Strategies for Number Puzzles of all kinds
Page Index
Basic Strategies
Tough Strategies
Diabolical Strategies
Extreme Strategies
Deprecated Strategies
Order Str8ts Book 1
Order Now! Order Str8ts Book 2
Order Now!


BUG stands for Bi-Value Universal Grave

As of July 2015 this strategy has been re-instated in the solver..

The principle behind BUG is the observation that any Sudoku where all remaining cells contain just two candidates is fatally flawed. There would have been a last remaining cell with three candidates. The odd number that couldn't be paired with another cell would have to be the solution for that cell in order to prevent the bi-value 'Graveyard'.

Update July 2015

Thanks to Peter Hopkins for re-engaging me with BUG. He has found the original discussion which goes back to November 2005. Here is the link. From my testing of large data sets I believe that every instance of BUG can be solved by an XY-Chain. Hence it is positioned just before that strategy in the solver - it is an easy solution if you can recognise the pattern. Other simpler strategies may also do the same job but not as completely as XY-Chains.

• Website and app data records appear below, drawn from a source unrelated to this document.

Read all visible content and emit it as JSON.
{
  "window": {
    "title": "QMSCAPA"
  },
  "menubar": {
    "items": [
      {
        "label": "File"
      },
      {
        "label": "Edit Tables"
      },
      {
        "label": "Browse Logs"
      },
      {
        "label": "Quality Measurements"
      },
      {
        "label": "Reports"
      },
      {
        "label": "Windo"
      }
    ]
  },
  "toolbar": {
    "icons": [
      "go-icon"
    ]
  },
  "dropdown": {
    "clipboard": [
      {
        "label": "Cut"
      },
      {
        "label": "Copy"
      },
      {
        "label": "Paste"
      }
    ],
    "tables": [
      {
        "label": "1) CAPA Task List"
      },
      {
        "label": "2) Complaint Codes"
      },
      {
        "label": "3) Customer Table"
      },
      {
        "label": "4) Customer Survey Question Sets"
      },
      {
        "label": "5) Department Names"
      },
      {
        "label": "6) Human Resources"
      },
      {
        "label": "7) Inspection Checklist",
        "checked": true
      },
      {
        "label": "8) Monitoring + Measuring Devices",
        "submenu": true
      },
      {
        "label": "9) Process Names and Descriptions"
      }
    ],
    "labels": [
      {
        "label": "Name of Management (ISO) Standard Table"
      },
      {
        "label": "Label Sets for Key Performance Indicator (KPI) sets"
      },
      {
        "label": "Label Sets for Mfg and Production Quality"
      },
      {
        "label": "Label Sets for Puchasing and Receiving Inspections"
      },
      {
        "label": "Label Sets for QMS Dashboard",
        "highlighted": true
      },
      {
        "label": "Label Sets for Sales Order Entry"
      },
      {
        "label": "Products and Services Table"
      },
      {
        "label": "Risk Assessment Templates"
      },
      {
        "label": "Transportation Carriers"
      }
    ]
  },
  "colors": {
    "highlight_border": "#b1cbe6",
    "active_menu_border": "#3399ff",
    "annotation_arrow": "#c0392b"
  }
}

BUG Example
BUG Example : Load Example
Here is an example written up by Peter

The BUG cell is D8.

Removing candidate 1 from the cell does not create a deadly pattern, since candidate 1 would appear in Row D, Column 8 and Box 6 just once. Removing candidate 2 results in:
  1. Row D containing candidates 1, 2, 3, 4 and 8 all exactly twice.
  2. Column 8 containing candidates 1, 2, 3 and 4 all exactly twice.
  3. Box 6 containing candidates 1, 2, 3 and 4 all exactly twice.
  4. Every other unit containing unsolved cells in which all candidates appear exactly twice.

Thus, in order to kill the BUG, D8 must be 2.

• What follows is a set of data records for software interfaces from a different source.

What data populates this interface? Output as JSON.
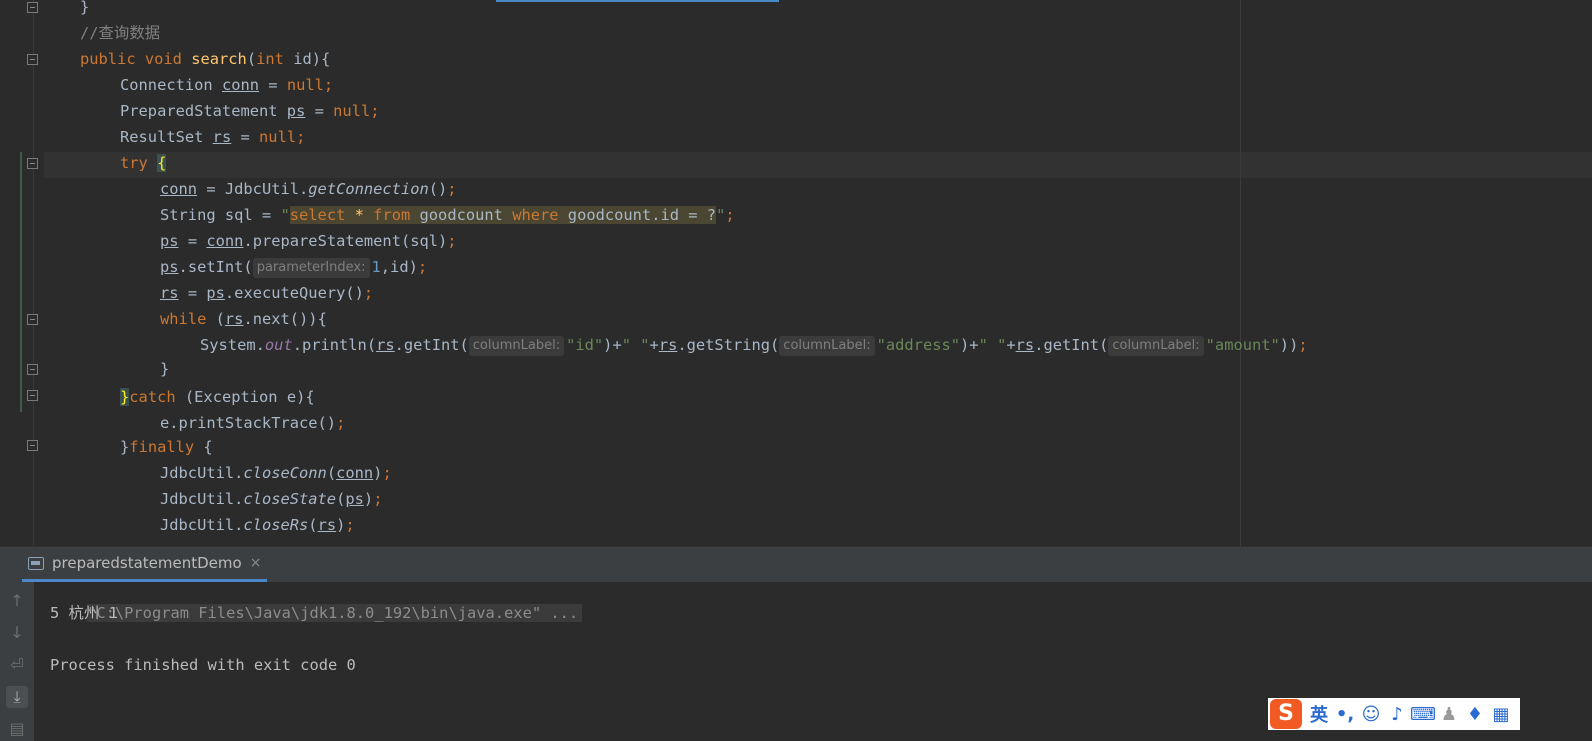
{
  "editor": {
    "lines": [
      {
        "id": "l0",
        "segments": [
          {
            "t": "}",
            "c": ""
          }
        ]
      },
      {
        "id": "l1",
        "segments": [
          {
            "t": "//查询数据",
            "c": "cm"
          }
        ]
      },
      {
        "id": "l2",
        "segments": [
          {
            "t": "public ",
            "c": "kw"
          },
          {
            "t": "void ",
            "c": "kw"
          },
          {
            "t": "search",
            "c": "fn"
          },
          {
            "t": "(",
            "c": ""
          },
          {
            "t": "int ",
            "c": "kw"
          },
          {
            "t": "id){",
            "c": ""
          }
        ]
      },
      {
        "id": "l3",
        "segments": [
          {
            "t": "Connection ",
            "c": ""
          },
          {
            "t": "conn",
            "c": "ul"
          },
          {
            "t": " = ",
            "c": ""
          },
          {
            "t": "null",
            "c": "kw"
          },
          {
            "t": ";",
            "c": "kw"
          }
        ]
      },
      {
        "id": "l4",
        "segments": [
          {
            "t": "PreparedStatement ",
            "c": ""
          },
          {
            "t": "ps",
            "c": "ul"
          },
          {
            "t": " = ",
            "c": ""
          },
          {
            "t": "null",
            "c": "kw"
          },
          {
            "t": ";",
            "c": "kw"
          }
        ]
      },
      {
        "id": "l5",
        "segments": [
          {
            "t": "ResultSet ",
            "c": ""
          },
          {
            "t": "rs",
            "c": "ul"
          },
          {
            "t": " = ",
            "c": ""
          },
          {
            "t": "null",
            "c": "kw"
          },
          {
            "t": ";",
            "c": "kw"
          }
        ]
      },
      {
        "id": "l6",
        "segments": [
          {
            "t": "try ",
            "c": "kw"
          },
          {
            "t": "{",
            "c": "brace-hl"
          }
        ]
      },
      {
        "id": "l7",
        "segments": [
          {
            "t": "conn",
            "c": "ul"
          },
          {
            "t": " = JdbcUtil.",
            "c": ""
          },
          {
            "t": "getConnection",
            "c": "it"
          },
          {
            "t": "()",
            "c": ""
          },
          {
            "t": ";",
            "c": "kw"
          }
        ]
      },
      {
        "id": "l8",
        "segments": [
          {
            "t": "String sql = ",
            "c": ""
          },
          {
            "t": "\"",
            "c": "str"
          },
          {
            "t": "select",
            "c": "sqlkw sql-bg"
          },
          {
            "t": " * ",
            "c": "sql-bg fnlike"
          },
          {
            "t": "from",
            "c": "sqlkw sql-bg"
          },
          {
            "t": " goodcount ",
            "c": "sql-bg"
          },
          {
            "t": "where",
            "c": "sqlkw sql-bg"
          },
          {
            "t": " goodcount.id = ?",
            "c": "sql-bg"
          },
          {
            "t": "\"",
            "c": "str"
          },
          {
            "t": ";",
            "c": "kw"
          }
        ]
      },
      {
        "id": "l9",
        "segments": [
          {
            "t": "ps",
            "c": "ul"
          },
          {
            "t": " = ",
            "c": ""
          },
          {
            "t": "conn",
            "c": "ul"
          },
          {
            "t": ".prepareStatement(sql)",
            "c": ""
          },
          {
            "t": ";",
            "c": "kw"
          }
        ]
      },
      {
        "id": "l10",
        "segments": [
          {
            "t": "ps",
            "c": "ul"
          },
          {
            "t": ".setInt(",
            "c": ""
          },
          {
            "t": "parameterIndex:",
            "c": "hint"
          },
          {
            "t": "1",
            "c": "num"
          },
          {
            "t": ",id)",
            "c": ""
          },
          {
            "t": ";",
            "c": "kw"
          }
        ]
      },
      {
        "id": "l11",
        "segments": [
          {
            "t": "rs",
            "c": "ul"
          },
          {
            "t": " = ",
            "c": ""
          },
          {
            "t": "ps",
            "c": "ul"
          },
          {
            "t": ".executeQuery()",
            "c": ""
          },
          {
            "t": ";",
            "c": "kw"
          }
        ]
      },
      {
        "id": "l12",
        "segments": [
          {
            "t": "while ",
            "c": "kw"
          },
          {
            "t": "(",
            "c": ""
          },
          {
            "t": "rs",
            "c": "ul"
          },
          {
            "t": ".next()){",
            "c": ""
          }
        ]
      },
      {
        "id": "l13",
        "segments": [
          {
            "t": "System.",
            "c": ""
          },
          {
            "t": "out",
            "c": "static"
          },
          {
            "t": ".println(",
            "c": ""
          },
          {
            "t": "rs",
            "c": "ul"
          },
          {
            "t": ".getInt(",
            "c": ""
          },
          {
            "t": "columnLabel:",
            "c": "hint"
          },
          {
            "t": "\"id\"",
            "c": "str"
          },
          {
            "t": ")+",
            "c": ""
          },
          {
            "t": "\" \"",
            "c": "str"
          },
          {
            "t": "+",
            "c": ""
          },
          {
            "t": "rs",
            "c": "ul"
          },
          {
            "t": ".getString(",
            "c": ""
          },
          {
            "t": "columnLabel:",
            "c": "hint"
          },
          {
            "t": "\"address\"",
            "c": "str"
          },
          {
            "t": ")+",
            "c": ""
          },
          {
            "t": "\" \"",
            "c": "str"
          },
          {
            "t": "+",
            "c": ""
          },
          {
            "t": "rs",
            "c": "ul"
          },
          {
            "t": ".getInt(",
            "c": ""
          },
          {
            "t": "columnLabel:",
            "c": "hint"
          },
          {
            "t": "\"amount\"",
            "c": "str"
          },
          {
            "t": "))",
            "c": ""
          },
          {
            "t": ";",
            "c": "kw"
          }
        ]
      },
      {
        "id": "l14",
        "segments": [
          {
            "t": "}",
            "c": ""
          }
        ]
      },
      {
        "id": "l15",
        "segments": [
          {
            "t": "}",
            "c": "brace-hl"
          },
          {
            "t": "catch ",
            "c": "kw"
          },
          {
            "t": "(Exception e){",
            "c": ""
          }
        ]
      },
      {
        "id": "l16",
        "segments": [
          {
            "t": "e.printStackTrace()",
            "c": ""
          },
          {
            "t": ";",
            "c": "kw"
          }
        ]
      },
      {
        "id": "l17",
        "segments": [
          {
            "t": "}",
            "c": ""
          },
          {
            "t": "finally ",
            "c": "kw"
          },
          {
            "t": "{",
            "c": ""
          }
        ]
      },
      {
        "id": "l18",
        "segments": [
          {
            "t": "JdbcUtil.",
            "c": ""
          },
          {
            "t": "closeConn",
            "c": "it"
          },
          {
            "t": "(",
            "c": ""
          },
          {
            "t": "conn",
            "c": "ul"
          },
          {
            "t": ")",
            "c": ""
          },
          {
            "t": ";",
            "c": "kw"
          }
        ]
      },
      {
        "id": "l19",
        "segments": [
          {
            "t": "JdbcUtil.",
            "c": ""
          },
          {
            "t": "closeState",
            "c": "it"
          },
          {
            "t": "(",
            "c": ""
          },
          {
            "t": "ps",
            "c": "ul"
          },
          {
            "t": ")",
            "c": ""
          },
          {
            "t": ";",
            "c": "kw"
          }
        ]
      },
      {
        "id": "l20",
        "segments": [
          {
            "t": "JdbcUtil.",
            "c": ""
          },
          {
            "t": "closeRs",
            "c": "it"
          },
          {
            "t": "(",
            "c": ""
          },
          {
            "t": "rs",
            "c": "ul"
          },
          {
            "t": ")",
            "c": ""
          },
          {
            "t": ";",
            "c": "kw"
          }
        ]
      }
    ]
  },
  "run_panel": {
    "tab_label": "preparedstatementDemo",
    "tab_close": "×",
    "side_icons": [
      "arrow-up-icon",
      "arrow-down-icon",
      "soft-wrap-icon",
      "scroll-to-end-icon",
      "print-icon"
    ],
    "console": {
      "command": "\"C:\\Program Files\\Java\\jdk1.8.0_192\\bin\\java.exe\" ...",
      "output": "5 杭州 1",
      "exit": "Process finished with exit code 0"
    }
  },
  "ime_toolbar": {
    "logo": "S",
    "lang": "英",
    "punct": "•,",
    "icons": [
      "emoji-icon",
      "microphone-icon",
      "keyboard-icon",
      "user-icon",
      "skin-icon",
      "grid-icon"
    ]
  },
  "colors": {
    "editor_bg": "#2b2b2b",
    "keyword": "#cc7832",
    "string": "#6a8759",
    "number": "#6897bb",
    "function": "#ffc66d",
    "default_text": "#a9b7c6",
    "accent": "#4a88c7"
  }
}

BUG Exemplars

These puzzles require the Bi-Value Universal Grave strategy at some point.
Only the first is somewhat trivial. They make good practice puzzles.


Your Name/Handle

Email Address - required for confirmation (it will not be displayed here)

Your comment or question

Please enter the
letters you see:
Enter these letters Remember me

Please keep your comments relevant to this article.
Email addresses are never displayed, but they are required to confirm your comments. When you enter your name and email address, you'll be sent a link to confirm your comment. Line breaks and paragraphs are automatically converted - no need to use <p> or <br> tags.
Talk Subject Comments
Comments here pertain to corrections to the text, not the subject itself
Article created on 11-April-2008. Views: 89458
This page was last modified on 1-May-2016.
All text is copyright and for personal use only but may be reproduced with the permission of the author.
Copyright Andrew Stuart @ Syndicated Puzzles Inc, 2016